Announcing Your New Brand Internally
Getting employee buy-in of your new brand is key. Whether you opt to include employees throughout the branding process or only notify them when the brand is complete, it’s important that you present your new brand in the right way.
Consider a presentation, offer free swag like t-shirts or water bottles, and include plenty of time for questions and answers. The way your brand is perceived internally will set the stage for how your employees convey your company to customers and business partners, so it’s imperative that they have a positive view of the new brand.
Announcing Your Brand Publicly
Perhaps even more important than presenting your brand to your internal team is announcing it to the world. If you’ve seen one of the many new branding flops over the years, you’ll know just how much first impressions can matter when creating a brand identity.
Depending on your industry and the size of your business, you may want to consider some of the following:
- An event to celebrate the new brand reveal
- A formal press release to share through PR outlets and on your website
- A PPC campaign to clarify the change for users if your rebrand involved a name change

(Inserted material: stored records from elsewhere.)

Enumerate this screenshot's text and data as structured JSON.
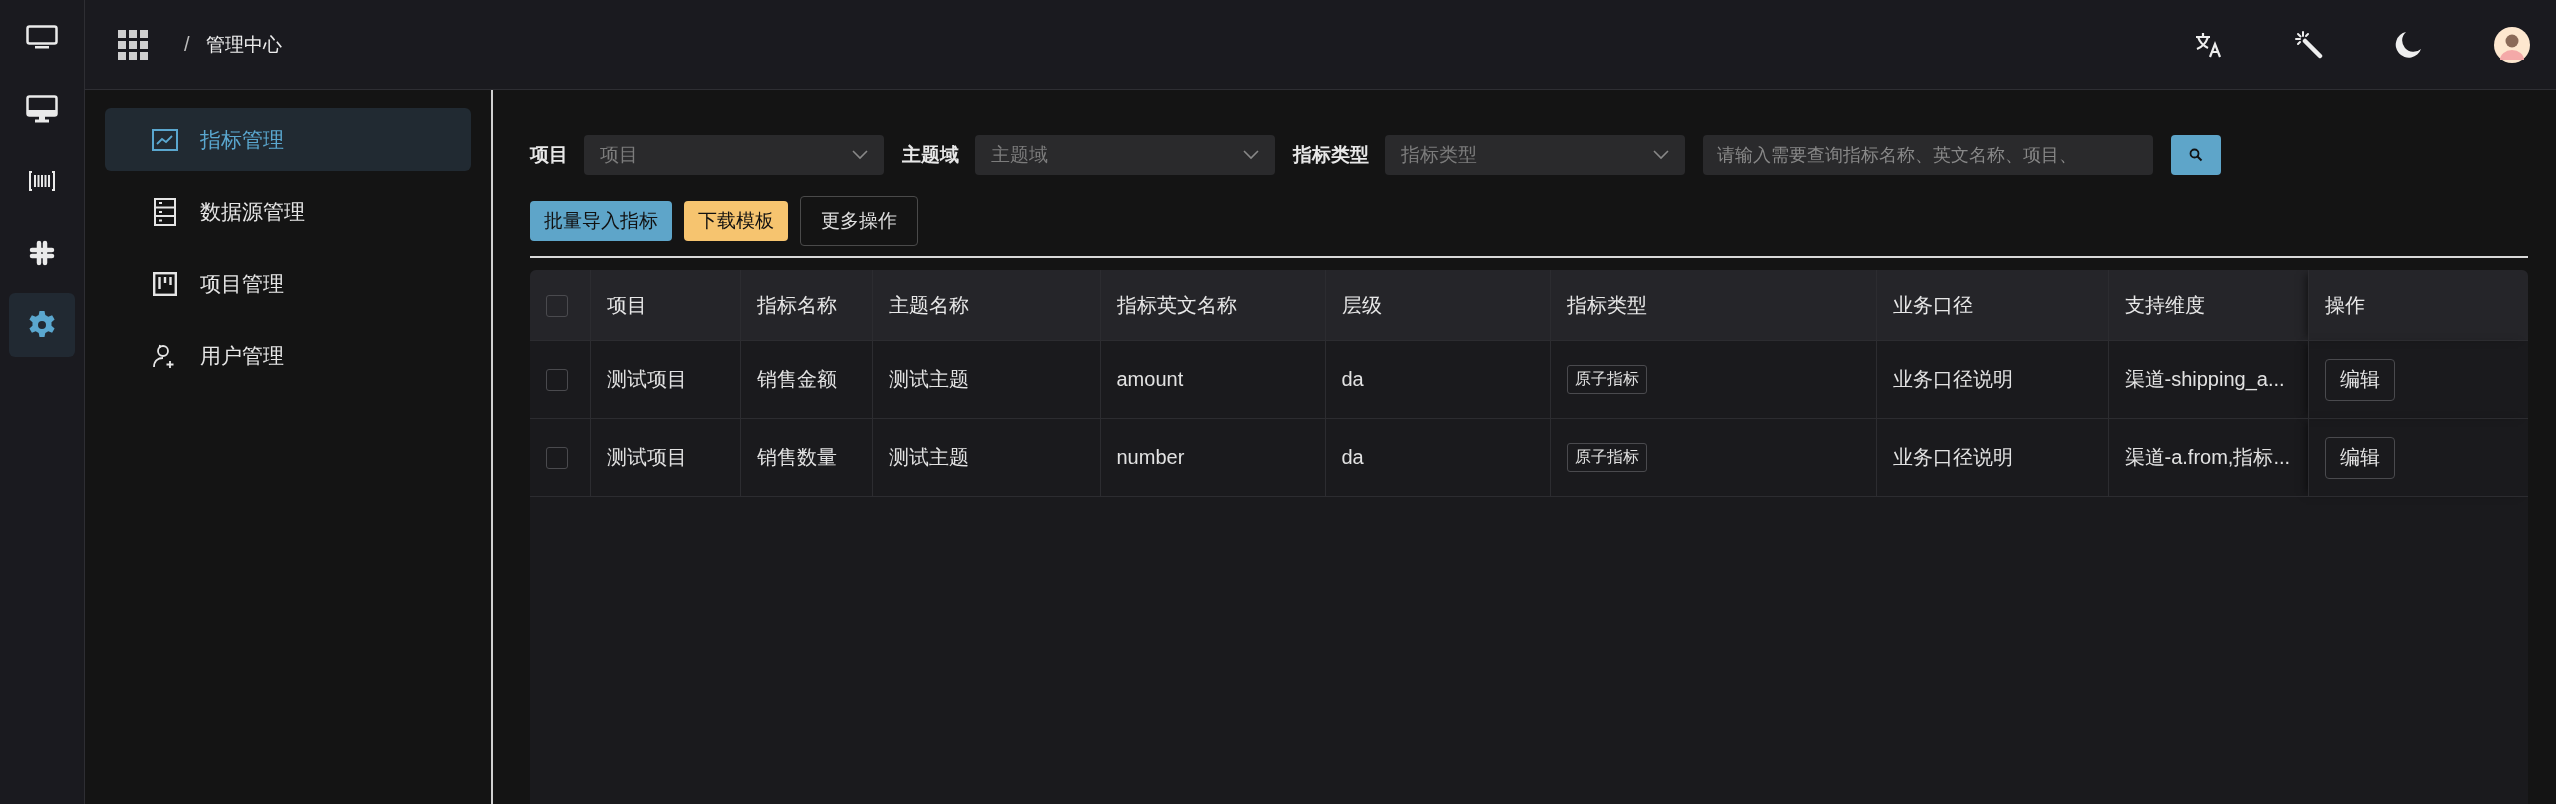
{
  "rail": [
    {
      "kind": "monitor",
      "selected": false
    },
    {
      "kind": "desktop",
      "selected": false
    },
    {
      "kind": "barcode",
      "selected": false
    },
    {
      "kind": "hash",
      "selected": false
    },
    {
      "kind": "gear",
      "selected": true
    }
  ],
  "header": {
    "breadcrumb": [
      "/",
      "管理中心"
    ]
  },
  "sidebar": {
    "items": [
      {
        "kind": "chart",
        "label": "指标管理",
        "selected": true
      },
      {
        "kind": "server",
        "label": "数据源管理",
        "selected": false
      },
      {
        "kind": "board",
        "label": "项目管理",
        "selected": false
      },
      {
        "kind": "users",
        "label": "用户管理",
        "selected": false
      }
    ]
  },
  "filters": [
    {
      "label": "项目",
      "placeholder": "项目"
    },
    {
      "label": "主题域",
      "placeholder": "主题域"
    },
    {
      "label": "指标类型",
      "placeholder": "指标类型"
    }
  ],
  "search": {
    "placeholder": "请输入需要查询指标名称、英文名称、项目、"
  },
  "actions": [
    {
      "kind": "primary",
      "label": "批量导入指标"
    },
    {
      "kind": "warning",
      "label": "下载模板"
    },
    {
      "kind": "outline",
      "label": "更多操作"
    }
  ],
  "table": {
    "select_all_checked": false,
    "columns": [
      "项目",
      "指标名称",
      "主题名称",
      "指标英文名称",
      "层级",
      "指标类型",
      "业务口径",
      "支持维度",
      "操作"
    ],
    "rows": [
      {
        "checked": false,
        "cells": [
          "测试项目",
          "销售金额",
          "测试主题",
          "amount",
          "da"
        ],
        "type_tag": "原子指标",
        "caliber": "业务口径说明",
        "dimensions": "渠道-shipping_a...",
        "action": "编辑"
      },
      {
        "checked": false,
        "cells": [
          "测试项目",
          "销售数量",
          "测试主题",
          "number",
          "da"
        ],
        "type_tag": "原子指标",
        "caliber": "业务口径说明",
        "dimensions": "渠道-a.from,指标...",
        "action": "编辑"
      }
    ]
  }
}
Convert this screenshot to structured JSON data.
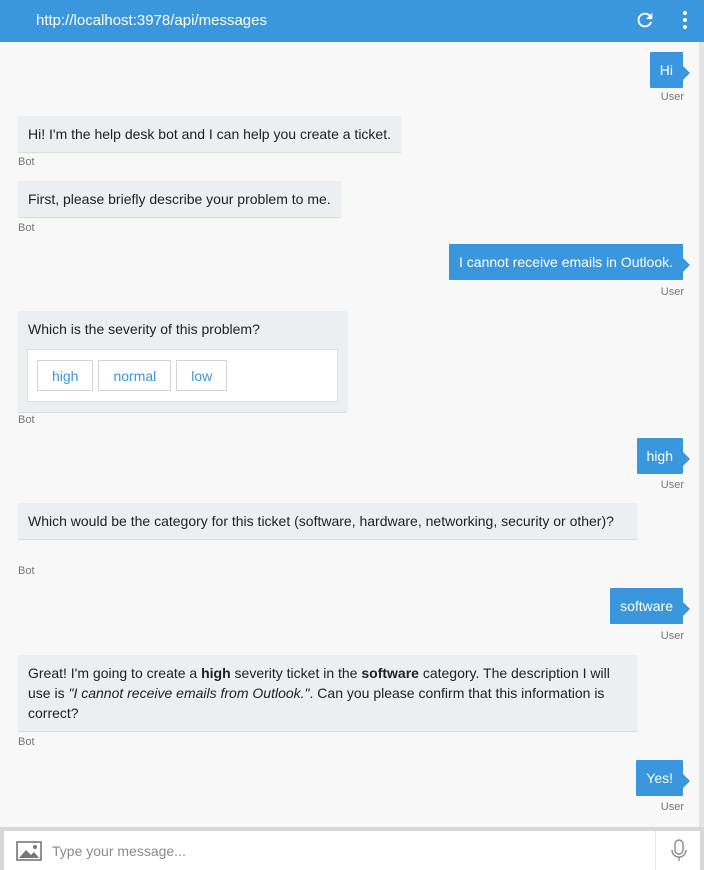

- An email campaign to announce the change to your current customers or clients
- A short statement to share on social media and your website
- A letter and swag bag to send to key investors and stakeholders
Creating Consistent Ongoing Brand Collateral
Finally, you’ll need to set your new brand up for success so it can be used appropriately by your team for years to come. If you worked with an experienced agency, your new brand should come with brand standards and a brand style guide to share with the rest of your team.
These documents will show appropriate and inappropriate uses of the logo, as well as detail the fonts, brand color palette (in RGB, CMYK, HEX, and Pantone), and resources that are allowed within the brand. They will help your team stay true to the brand as the designer intended it and will give you a resource to turn to when in doubt. Everyone in the company, from the CEO to an intern, should feel comfortable using the brand and be able to identify inappropriate use.
If your agency didn’t include one, you may also want to create and circulate a tone and messaging document that explains any changes to the brand voice. This can be especially useful if you had no formal brand in place prior to your rebrand.
Part Six: The Future of Your Brand
You’ve done it. You’ve created a brand identity that shows the world who you are and where you shine. So what next?
While you likely did some outreach during your initial brand launch, ongoing Internet marketing can help you continue to grow your brand awareness and bring traffic to your website. You may want to consider search engine optimization (SEO), social media marketing, email marketing, or content marketing to engage new audiences and grow your business.
Above all else, stick to your brand standards, encourage your team to evolve your brand over time, and enjoy the process.
Considering rebranding your business? Creating a brand identity can be a rewarding and engaging experience with the help of a trusted brand designer. Learn more about Tower’s branding services or contact us for a quote.
This blog was a collaboration between Alli Landino, Designer, and Haley Dobart, Visual Content Marketing Specialist.